> Action item: Every entry in the listing below has to be given again exactly.

> Supplied material:
--- START ---

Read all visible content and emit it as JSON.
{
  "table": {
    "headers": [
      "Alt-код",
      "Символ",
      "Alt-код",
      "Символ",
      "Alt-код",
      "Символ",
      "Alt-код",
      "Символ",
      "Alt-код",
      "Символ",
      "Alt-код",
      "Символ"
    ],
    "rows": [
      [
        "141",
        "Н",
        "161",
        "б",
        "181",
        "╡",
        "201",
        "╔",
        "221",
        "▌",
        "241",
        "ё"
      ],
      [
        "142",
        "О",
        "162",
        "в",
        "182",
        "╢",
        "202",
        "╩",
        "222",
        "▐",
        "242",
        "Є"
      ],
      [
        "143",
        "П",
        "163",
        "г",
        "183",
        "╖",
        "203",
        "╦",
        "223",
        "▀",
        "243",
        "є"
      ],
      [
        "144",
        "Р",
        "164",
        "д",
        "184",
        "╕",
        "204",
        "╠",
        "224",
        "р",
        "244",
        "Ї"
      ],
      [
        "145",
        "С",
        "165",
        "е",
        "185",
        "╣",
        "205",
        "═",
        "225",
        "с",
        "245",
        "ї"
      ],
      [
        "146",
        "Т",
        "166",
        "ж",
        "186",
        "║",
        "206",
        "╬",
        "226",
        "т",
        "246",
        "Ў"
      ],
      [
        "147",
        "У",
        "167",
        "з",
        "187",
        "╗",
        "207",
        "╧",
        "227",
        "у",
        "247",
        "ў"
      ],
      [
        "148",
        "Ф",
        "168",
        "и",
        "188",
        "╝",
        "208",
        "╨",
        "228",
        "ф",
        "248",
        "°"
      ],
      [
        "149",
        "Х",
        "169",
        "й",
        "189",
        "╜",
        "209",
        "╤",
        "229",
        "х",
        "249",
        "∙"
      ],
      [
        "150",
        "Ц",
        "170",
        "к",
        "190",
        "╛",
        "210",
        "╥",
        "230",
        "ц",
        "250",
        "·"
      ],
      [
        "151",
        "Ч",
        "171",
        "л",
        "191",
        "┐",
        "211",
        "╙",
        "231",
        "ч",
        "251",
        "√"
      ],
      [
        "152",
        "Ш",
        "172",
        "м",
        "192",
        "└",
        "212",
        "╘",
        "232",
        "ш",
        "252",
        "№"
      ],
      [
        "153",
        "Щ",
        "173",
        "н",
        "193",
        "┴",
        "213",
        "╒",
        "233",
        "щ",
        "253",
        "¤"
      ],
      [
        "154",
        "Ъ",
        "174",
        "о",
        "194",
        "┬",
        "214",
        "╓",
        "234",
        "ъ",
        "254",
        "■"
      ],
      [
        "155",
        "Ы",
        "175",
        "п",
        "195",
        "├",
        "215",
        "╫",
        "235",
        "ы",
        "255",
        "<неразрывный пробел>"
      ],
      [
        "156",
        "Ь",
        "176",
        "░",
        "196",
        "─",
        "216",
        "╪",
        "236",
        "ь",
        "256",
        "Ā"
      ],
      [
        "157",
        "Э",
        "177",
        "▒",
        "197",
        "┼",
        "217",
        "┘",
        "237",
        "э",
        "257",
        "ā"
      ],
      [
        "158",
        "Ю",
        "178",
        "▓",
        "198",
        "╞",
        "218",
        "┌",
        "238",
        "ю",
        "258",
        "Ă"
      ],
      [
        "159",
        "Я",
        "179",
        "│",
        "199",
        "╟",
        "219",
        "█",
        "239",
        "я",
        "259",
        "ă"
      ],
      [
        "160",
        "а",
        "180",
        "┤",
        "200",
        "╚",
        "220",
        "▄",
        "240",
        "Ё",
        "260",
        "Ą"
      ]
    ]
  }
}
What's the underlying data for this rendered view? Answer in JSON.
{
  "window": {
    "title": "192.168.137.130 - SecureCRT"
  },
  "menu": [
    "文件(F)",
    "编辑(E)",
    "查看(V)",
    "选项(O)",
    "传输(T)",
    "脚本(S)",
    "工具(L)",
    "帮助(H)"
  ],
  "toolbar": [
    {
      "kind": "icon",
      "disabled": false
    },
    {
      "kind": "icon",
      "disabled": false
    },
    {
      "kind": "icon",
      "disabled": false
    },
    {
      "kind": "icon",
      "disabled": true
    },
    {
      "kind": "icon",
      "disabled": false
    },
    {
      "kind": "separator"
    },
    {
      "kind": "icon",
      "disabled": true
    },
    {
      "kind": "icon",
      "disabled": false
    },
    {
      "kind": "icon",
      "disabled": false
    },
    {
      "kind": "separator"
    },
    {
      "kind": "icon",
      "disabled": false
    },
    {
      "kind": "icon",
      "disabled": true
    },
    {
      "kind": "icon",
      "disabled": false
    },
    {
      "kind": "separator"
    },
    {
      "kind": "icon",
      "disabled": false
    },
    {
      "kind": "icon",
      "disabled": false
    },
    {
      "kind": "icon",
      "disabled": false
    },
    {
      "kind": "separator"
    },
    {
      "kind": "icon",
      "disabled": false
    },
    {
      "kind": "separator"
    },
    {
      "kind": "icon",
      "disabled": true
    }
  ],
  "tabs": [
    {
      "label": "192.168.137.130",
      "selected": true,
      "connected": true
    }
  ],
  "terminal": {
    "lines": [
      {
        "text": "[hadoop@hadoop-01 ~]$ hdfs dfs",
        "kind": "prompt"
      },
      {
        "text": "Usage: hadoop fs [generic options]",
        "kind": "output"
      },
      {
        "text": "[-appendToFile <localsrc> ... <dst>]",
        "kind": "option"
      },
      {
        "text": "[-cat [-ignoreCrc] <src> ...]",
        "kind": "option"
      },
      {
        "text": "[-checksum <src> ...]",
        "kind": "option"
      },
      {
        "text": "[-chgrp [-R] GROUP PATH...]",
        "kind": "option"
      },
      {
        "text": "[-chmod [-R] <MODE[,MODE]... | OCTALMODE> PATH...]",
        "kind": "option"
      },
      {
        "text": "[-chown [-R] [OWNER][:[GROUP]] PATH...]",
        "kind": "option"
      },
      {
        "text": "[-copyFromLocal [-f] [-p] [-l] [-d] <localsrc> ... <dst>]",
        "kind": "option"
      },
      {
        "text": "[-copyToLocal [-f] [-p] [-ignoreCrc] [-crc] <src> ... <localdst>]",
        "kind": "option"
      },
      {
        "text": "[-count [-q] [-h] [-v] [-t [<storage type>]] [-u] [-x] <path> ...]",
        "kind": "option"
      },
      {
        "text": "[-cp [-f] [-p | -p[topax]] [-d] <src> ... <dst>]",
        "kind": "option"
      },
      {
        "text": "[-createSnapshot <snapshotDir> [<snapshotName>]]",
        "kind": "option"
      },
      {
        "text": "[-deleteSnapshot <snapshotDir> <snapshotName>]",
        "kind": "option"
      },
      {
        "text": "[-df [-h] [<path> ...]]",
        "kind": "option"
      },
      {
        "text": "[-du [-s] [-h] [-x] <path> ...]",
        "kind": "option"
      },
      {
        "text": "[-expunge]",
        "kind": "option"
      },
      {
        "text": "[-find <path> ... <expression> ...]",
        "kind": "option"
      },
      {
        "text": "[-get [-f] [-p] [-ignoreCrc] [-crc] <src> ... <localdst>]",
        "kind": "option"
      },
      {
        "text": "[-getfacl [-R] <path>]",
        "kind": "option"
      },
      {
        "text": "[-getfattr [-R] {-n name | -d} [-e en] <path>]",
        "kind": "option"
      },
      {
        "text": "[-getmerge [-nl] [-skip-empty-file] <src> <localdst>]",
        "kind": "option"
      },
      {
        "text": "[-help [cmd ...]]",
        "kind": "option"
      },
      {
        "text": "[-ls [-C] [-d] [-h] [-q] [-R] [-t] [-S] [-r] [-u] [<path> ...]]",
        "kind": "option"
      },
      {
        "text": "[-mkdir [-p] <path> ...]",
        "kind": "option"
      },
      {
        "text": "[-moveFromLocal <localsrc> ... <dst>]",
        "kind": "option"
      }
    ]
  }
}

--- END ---

> Answer below:
Read all visible content and emit it as JSON.
{
  "table": {
    "headers": [
      "Alt-код",
      "Символ",
      "Alt-код",
      "Символ",
      "Alt-код",
      "Символ",
      "Alt-код",
      "Символ",
      "Alt-код",
      "Символ",
      "Alt-код",
      "Символ"
    ],
    "rows": [
      [
        "141",
        "Н",
        "161",
        "б",
        "181",
        "╡",
        "201",
        "╔",
        "221",
        "▌",
        "241",
        "ё"
      ],
      [
        "142",
        "О",
        "162",
        "в",
        "182",
        "╢",
        "202",
        "╩",
        "222",
        "▐",
        "242",
        "Є"
      ],
      [
        "143",
        "П",
        "163",
        "г",
        "183",
        "╖",
        "203",
        "╦",
        "223",
        "▀",
        "243",
        "є"
      ],
      [
        "144",
        "Р",
        "164",
        "д",
        "184",
        "╕",
        "204",
        "╠",
        "224",
        "р",
        "244",
        "Ї"
      ],
      [
        "145",
        "С",
        "165",
        "е",
        "185",
        "╣",
        "205",
        "═",
        "225",
        "с",
        "245",
        "ї"
      ],
      [
        "146",
        "Т",
        "166",
        "ж",
        "186",
        "║",
        "206",
        "╬",
        "226",
        "т",
        "246",
        "Ў"
      ],
      [
        "147",
        "У",
        "167",
        "з",
        "187",
        "╗",
        "207",
        "╧",
        "227",
        "у",
        "247",
        "ў"
      ],
      [
        "148",
        "Ф",
        "168",
        "и",
        "188",
        "╝",
        "208",
        "╨",
        "228",
        "ф",
        "248",
        "°"
      ],
      [
        "149",
        "Х",
        "169",
        "й",
        "189",
        "╜",
        "209",
        "╤",
        "229",
        "х",
        "249",
        "∙"
      ],
      [
        "150",
        "Ц",
        "170",
        "к",
        "190",
        "╛",
        "210",
        "╥",
        "230",
        "ц",
        "250",
        "·"
      ],
      [
        "151",
        "Ч",
        "171",
        "л",
        "191",
        "┐",
        "211",
        "╙",
        "231",
        "ч",
        "251",
        "√"
      ],
      [
        "152",
        "Ш",
        "172",
        "м",
        "192",
        "└",
        "212",
        "╘",
        "232",
        "ш",
        "252",
        "№"
      ],
      [
        "153",
        "Щ",
        "173",
        "н",
        "193",
        "┴",
        "213",
        "╒",
        "233",
        "щ",
        "253",
        "¤"
      ],
      [
        "154",
        "Ъ",
        "174",
        "о",
        "194",
        "┬",
        "214",
        "╓",
        "234",
        "ъ",
        "254",
        "■"
      ],
      [
        "155",
        "Ы",
        "175",
        "п",
        "195",
        "├",
        "215",
        "╫",
        "235",
        "ы",
        "255",
        "<неразрывный пробел>"
      ],
      [
        "156",
        "Ь",
        "176",
        "░",
        "196",
        "─",
        "216",
        "╪",
        "236",
        "ь",
        "256",
        "Ā"
      ],
      [
        "157",
        "Э",
        "177",
        "▒",
        "197",
        "┼",
        "217",
        "┘",
        "237",
        "э",
        "257",
        "ā"
      ],
      [
        "158",
        "Ю",
        "178",
        "▓",
        "198",
        "╞",
        "218",
        "┌",
        "238",
        "ю",
        "258",
        "Ă"
      ],
      [
        "159",
        "Я",
        "179",
        "│",
        "199",
        "╟",
        "219",
        "█",
        "239",
        "я",
        "259",
        "ă"
      ],
      [
        "160",
        "а",
        "180",
        "┤",
        "200",
        "╚",
        "220",
        "▄",
        "240",
        "Ё",
        "260",
        "Ą"
      ]
    ]
  }
}
What's the underlying data for this rendered view? Answer in JSON.
{
  "window": {
    "title": "192.168.137.130 - SecureCRT"
  },
  "menu": [
    "文件(F)",
    "编辑(E)",
    "查看(V)",
    "选项(O)",
    "传输(T)",
    "脚本(S)",
    "工具(L)",
    "帮助(H)"
  ],
  "toolbar": [
    {
      "kind": "icon",
      "disabled": false
    },
    {
      "kind": "icon",
      "disabled": false
    },
    {
      "kind": "icon",
      "disabled": false
    },
    {
      "kind": "icon",
      "disabled": true
    },
    {
      "kind": "icon",
      "disabled": false
    },
    {
      "kind": "separator"
    },
    {
      "kind": "icon",
      "disabled": true
    },
    {
      "kind": "icon",
      "disabled": false
    },
    {
      "kind": "icon",
      "disabled": false
    },
    {
      "kind": "separator"
    },
    {
      "kind": "icon",
      "disabled": false
    },
    {
      "kind": "icon",
      "disabled": true
    },
    {
      "kind": "icon",
      "disabled": false
    },
    {
      "kind": "separator"
    },
    {
      "kind": "icon",
      "disabled": false
    },
    {
      "kind": "icon",
      "disabled": false
    },
    {
      "kind": "icon",
      "disabled": false
    },
    {
      "kind": "separator"
    },
    {
      "kind": "icon",
      "disabled": false
    },
    {
      "kind": "separator"
    },
    {
      "kind": "icon",
      "disabled": true
    }
  ],
  "tabs": [
    {
      "label": "192.168.137.130",
      "selected": true,
      "connected": true
    }
  ],
  "terminal": {
    "lines": [
      {
        "text": "[hadoop@hadoop-01 ~]$ hdfs dfs",
        "kind": "prompt"
      },
      {
        "text": "Usage: hadoop fs [generic options]",
        "kind": "output"
      },
      {
        "text": "[-appendToFile <localsrc> ... <dst>]",
        "kind": "option"
      },
      {
        "text": "[-cat [-ignoreCrc] <src> ...]",
        "kind": "option"
      },
      {
        "text": "[-checksum <src> ...]",
        "kind": "option"
      },
      {
        "text": "[-chgrp [-R] GROUP PATH...]",
        "kind": "option"
      },
      {
        "text": "[-chmod [-R] <MODE[,MODE]... | OCTALMODE> PATH...]",
        "kind": "option"
      },
      {
        "text": "[-chown [-R] [OWNER][:[GROUP]] PATH...]",
        "kind": "option"
      },
      {
        "text": "[-copyFromLocal [-f] [-p] [-l] [-d] <localsrc> ... <dst>]",
        "kind": "option"
      },
      {
        "text": "[-copyToLocal [-f] [-p] [-ignoreCrc] [-crc] <src> ... <localdst>]",
        "kind": "option"
      },
      {
        "text": "[-count [-q] [-h] [-v] [-t [<storage type>]] [-u] [-x] <path> ...]",
        "kind": "option"
      },
      {
        "text": "[-cp [-f] [-p | -p[topax]] [-d] <src> ... <dst>]",
        "kind": "option"
      },
      {
        "text": "[-createSnapshot <snapshotDir> [<snapshotName>]]",
        "kind": "option"
      },
      {
        "text": "[-deleteSnapshot <snapshotDir> <snapshotName>]",
        "kind": "option"
      },
      {
        "text": "[-df [-h] [<path> ...]]",
        "kind": "option"
      },
      {
        "text": "[-du [-s] [-h] [-x] <path> ...]",
        "kind": "option"
      },
      {
        "text": "[-expunge]",
        "kind": "option"
      },
      {
        "text": "[-find <path> ... <expression> ...]",
        "kind": "option"
      },
      {
        "text": "[-get [-f] [-p] [-ignoreCrc] [-crc] <src> ... <localdst>]",
        "kind": "option"
      },
      {
        "text": "[-getfacl [-R] <path>]",
        "kind": "option"
      },
      {
        "text": "[-getfattr [-R] {-n name | -d} [-e en] <path>]",
        "kind": "option"
      },
      {
        "text": "[-getmerge [-nl] [-skip-empty-file] <src> <localdst>]",
        "kind": "option"
      },
      {
        "text": "[-help [cmd ...]]",
        "kind": "option"
      },
      {
        "text": "[-ls [-C] [-d] [-h] [-q] [-R] [-t] [-S] [-r] [-u] [<path> ...]]",
        "kind": "option"
      },
      {
        "text": "[-mkdir [-p] <path> ...]",
        "kind": "option"
      },
      {
        "text": "[-moveFromLocal <localsrc> ... <dst>]",
        "kind": "option"
      }
    ]
  }
}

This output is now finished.